Mike and Tamara are dedicated to supporting local businesses, and many of their products are produced and grown locally. They have local artists creations hanging on the walls which they rotate every few months, and they’ve even worked with a local box making company to create the perfect gift box for their products which neatly holds one each of an olive oil and a vinegar, a container of seasoning and two pour spouts for the oil and vinegar bottles. You can choose your own flavors, or pick a pre-made box of suggested pairings. In addition to the abundant selection of gourmet food items, they sell cook books, aprons, and other kitchen related items, but I can hardly wait until they start stocking the shelves with local and international wines in addition to creating gift boxes that will hold a bottle of wine along with the olive oil, vinegar and seasoning and pour spouts.

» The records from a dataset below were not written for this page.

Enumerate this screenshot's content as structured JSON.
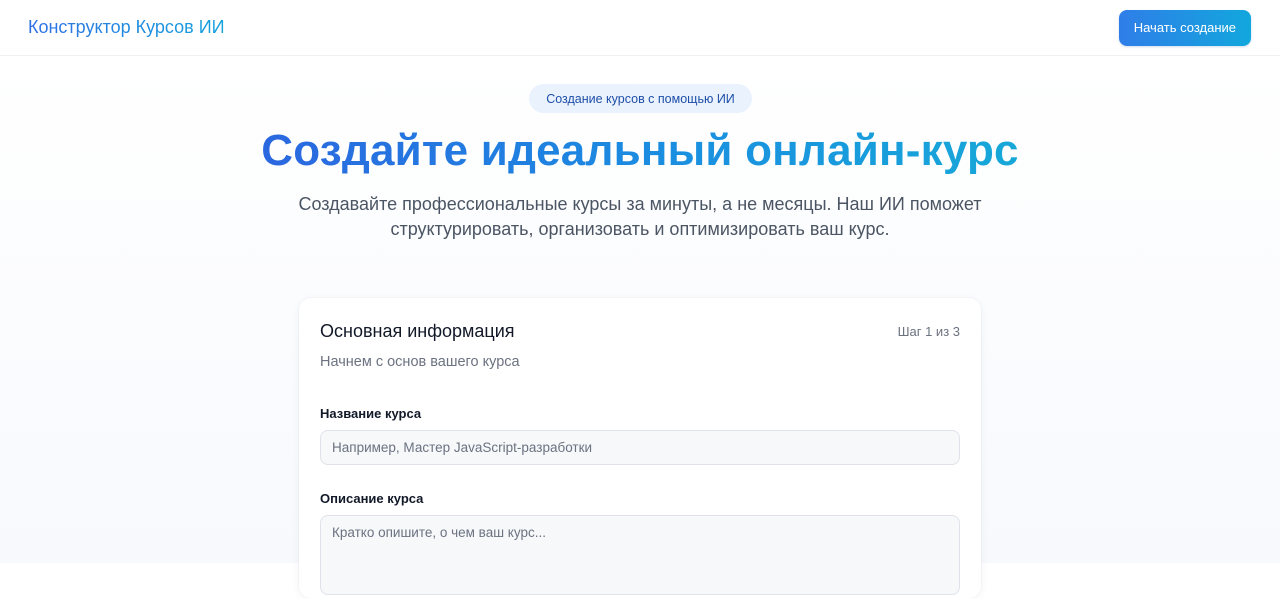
{
  "header": {
    "brand": "Конструктор Курсов ИИ",
    "start_button": "Начать создание"
  },
  "hero": {
    "badge": "Создание курсов с помощью ИИ",
    "title": "Создайте идеальный онлайн-курс",
    "subtitle_line1": "Создавайте профессиональные курсы за минуты, а не месяцы. Наш ИИ поможет",
    "subtitle_line2": "структурировать, организовать и оптимизировать ваш курс."
  },
  "form": {
    "title": "Основная информация",
    "step": "Шаг 1 из 3",
    "description": "Начнем с основ вашего курса",
    "course_name": {
      "label": "Название курса",
      "value": "",
      "placeholder": "Например, Мастер JavaScript-разработки"
    },
    "course_description": {
      "label": "Описание курса",
      "value": "",
      "placeholder": "Кратко опишите, о чем ваш курс..."
    }
  },
  "colors": {
    "accent_start": "#2f6fe4",
    "accent_end": "#14a3dc",
    "badge_bg": "#eaf2fd",
    "badge_text": "#1e4fa8"
  }
}
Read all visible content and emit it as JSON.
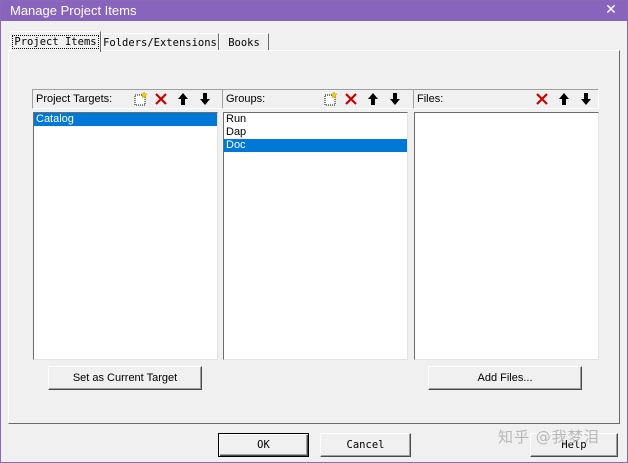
{
  "window": {
    "title": "Manage Project Items",
    "close_glyph": "✕"
  },
  "tabs": [
    {
      "label": "Project Items",
      "active": true
    },
    {
      "label": "Folders/Extensions",
      "active": false
    },
    {
      "label": "Books",
      "active": false
    }
  ],
  "targets": {
    "label": "Project Targets:",
    "items": [
      {
        "text": "Catalog",
        "selected": true
      }
    ],
    "button_label": "Set as Current Target",
    "toolbar": [
      "new-icon",
      "delete-icon",
      "move-up-icon",
      "move-down-icon"
    ]
  },
  "groups": {
    "label": "Groups:",
    "items": [
      {
        "text": "Run",
        "selected": false
      },
      {
        "text": "Dap",
        "selected": false
      },
      {
        "text": "Doc",
        "selected": true
      }
    ],
    "toolbar": [
      "new-icon",
      "delete-icon",
      "move-up-icon",
      "move-down-icon"
    ]
  },
  "files": {
    "label": "Files:",
    "items": [],
    "button_label": "Add Files...",
    "toolbar": [
      "delete-icon",
      "move-up-icon",
      "move-down-icon"
    ]
  },
  "footer": {
    "ok_label": "OK",
    "cancel_label": "Cancel",
    "help_label": "Help"
  },
  "watermark": "知乎 @我梦泪",
  "colors": {
    "titlebar": "#8864bd",
    "selection": "#0078d7",
    "delete_x": "#cc0000",
    "new_icon_yellow": "#f5d400"
  }
}
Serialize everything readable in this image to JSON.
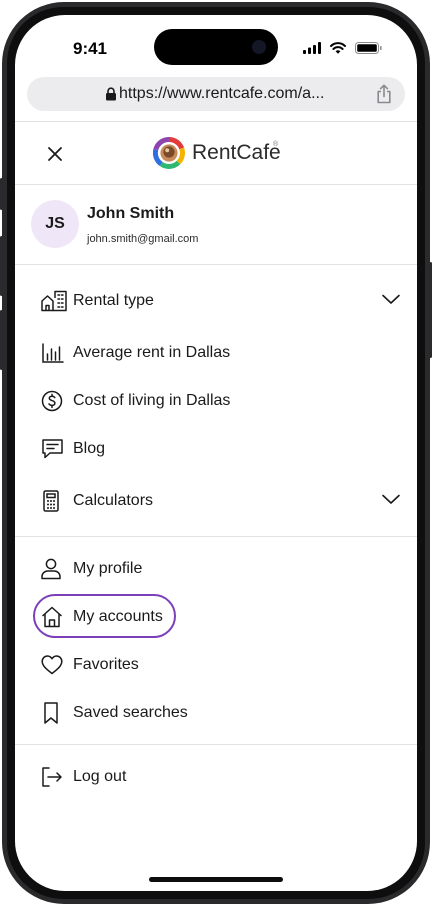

Until my recent educational and extremely flavorful experience at Olive Grand, I didn’t know that olive oils and balsamic vinegars had the capacity to exhibit such exotic and indulgent expressions. Mike and Tamara hit the nail on the head when they thought of their undeniably true motto, “Come inside. The flavors are waiting.”

To explore a world of flavors, simply visit Olive Grand at 1041 Willamette Street in downtown Eugene.